Exercise details - Filter the entries for the word "Revenus". Copy each line in which it occurs.

(Page and application data records)

>>>

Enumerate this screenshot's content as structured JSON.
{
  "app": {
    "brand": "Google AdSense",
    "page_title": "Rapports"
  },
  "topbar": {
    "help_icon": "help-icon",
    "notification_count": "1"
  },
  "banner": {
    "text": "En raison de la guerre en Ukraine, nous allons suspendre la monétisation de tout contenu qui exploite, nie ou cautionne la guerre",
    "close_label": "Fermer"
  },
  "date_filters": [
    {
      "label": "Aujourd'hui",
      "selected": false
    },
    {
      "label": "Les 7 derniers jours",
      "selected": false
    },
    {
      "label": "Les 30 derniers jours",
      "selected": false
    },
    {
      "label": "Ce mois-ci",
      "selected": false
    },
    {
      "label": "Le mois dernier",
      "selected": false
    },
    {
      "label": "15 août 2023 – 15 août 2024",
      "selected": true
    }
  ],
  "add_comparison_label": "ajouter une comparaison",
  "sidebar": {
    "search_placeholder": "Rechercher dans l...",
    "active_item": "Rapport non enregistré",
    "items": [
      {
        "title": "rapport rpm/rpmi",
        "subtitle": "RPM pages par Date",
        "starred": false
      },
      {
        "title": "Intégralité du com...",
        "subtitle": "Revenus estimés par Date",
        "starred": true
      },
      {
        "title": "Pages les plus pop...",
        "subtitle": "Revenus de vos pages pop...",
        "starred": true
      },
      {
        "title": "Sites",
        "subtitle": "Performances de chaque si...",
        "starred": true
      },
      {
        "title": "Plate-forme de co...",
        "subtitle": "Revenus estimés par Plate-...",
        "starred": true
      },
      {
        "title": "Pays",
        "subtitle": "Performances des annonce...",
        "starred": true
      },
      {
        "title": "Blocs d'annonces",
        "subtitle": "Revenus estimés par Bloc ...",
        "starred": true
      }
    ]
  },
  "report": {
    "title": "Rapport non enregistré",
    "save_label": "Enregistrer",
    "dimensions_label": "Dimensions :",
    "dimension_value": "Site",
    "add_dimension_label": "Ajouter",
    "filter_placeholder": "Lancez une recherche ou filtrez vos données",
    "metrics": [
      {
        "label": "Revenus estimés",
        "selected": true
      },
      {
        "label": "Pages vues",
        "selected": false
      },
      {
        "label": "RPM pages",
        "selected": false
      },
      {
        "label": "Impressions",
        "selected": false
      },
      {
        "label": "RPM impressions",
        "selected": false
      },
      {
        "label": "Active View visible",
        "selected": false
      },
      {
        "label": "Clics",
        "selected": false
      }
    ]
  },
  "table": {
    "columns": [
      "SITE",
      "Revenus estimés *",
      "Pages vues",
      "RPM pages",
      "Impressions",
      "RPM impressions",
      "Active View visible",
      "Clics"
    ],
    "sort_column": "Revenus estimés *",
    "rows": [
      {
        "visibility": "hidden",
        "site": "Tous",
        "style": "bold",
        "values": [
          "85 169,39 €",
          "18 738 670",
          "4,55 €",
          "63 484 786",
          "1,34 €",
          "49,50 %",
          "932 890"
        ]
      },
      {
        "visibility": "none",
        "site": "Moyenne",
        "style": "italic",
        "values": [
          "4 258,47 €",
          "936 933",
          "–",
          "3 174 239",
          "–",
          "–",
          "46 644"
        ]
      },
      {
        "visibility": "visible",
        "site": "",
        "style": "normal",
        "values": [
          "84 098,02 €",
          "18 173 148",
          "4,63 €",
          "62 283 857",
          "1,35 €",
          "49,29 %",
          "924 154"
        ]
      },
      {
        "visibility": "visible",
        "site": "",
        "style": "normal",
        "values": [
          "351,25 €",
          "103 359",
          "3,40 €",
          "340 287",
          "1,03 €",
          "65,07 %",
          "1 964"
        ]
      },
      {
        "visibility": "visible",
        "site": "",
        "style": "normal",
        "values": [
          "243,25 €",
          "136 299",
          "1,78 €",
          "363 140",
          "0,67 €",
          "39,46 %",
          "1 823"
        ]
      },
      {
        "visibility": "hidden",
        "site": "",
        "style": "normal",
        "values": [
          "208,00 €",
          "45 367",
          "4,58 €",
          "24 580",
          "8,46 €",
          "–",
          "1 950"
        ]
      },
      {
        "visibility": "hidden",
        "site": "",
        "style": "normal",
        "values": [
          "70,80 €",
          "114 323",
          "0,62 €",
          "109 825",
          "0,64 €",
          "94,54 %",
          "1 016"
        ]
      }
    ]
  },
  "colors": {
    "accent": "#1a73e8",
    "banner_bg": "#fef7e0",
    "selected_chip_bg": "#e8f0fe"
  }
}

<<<

Solution to the exercise -
        "subtitle": "Revenus estimés par Date",
        "subtitle": "Revenus de vos pages pop...",
        "subtitle": "Revenus estimés par Plate-...",
        "subtitle": "Revenus estimés par Bloc ...",
        "label": "Revenus estimés",
      "Revenus estimés *",
    "sort_column": "Revenus estimés *",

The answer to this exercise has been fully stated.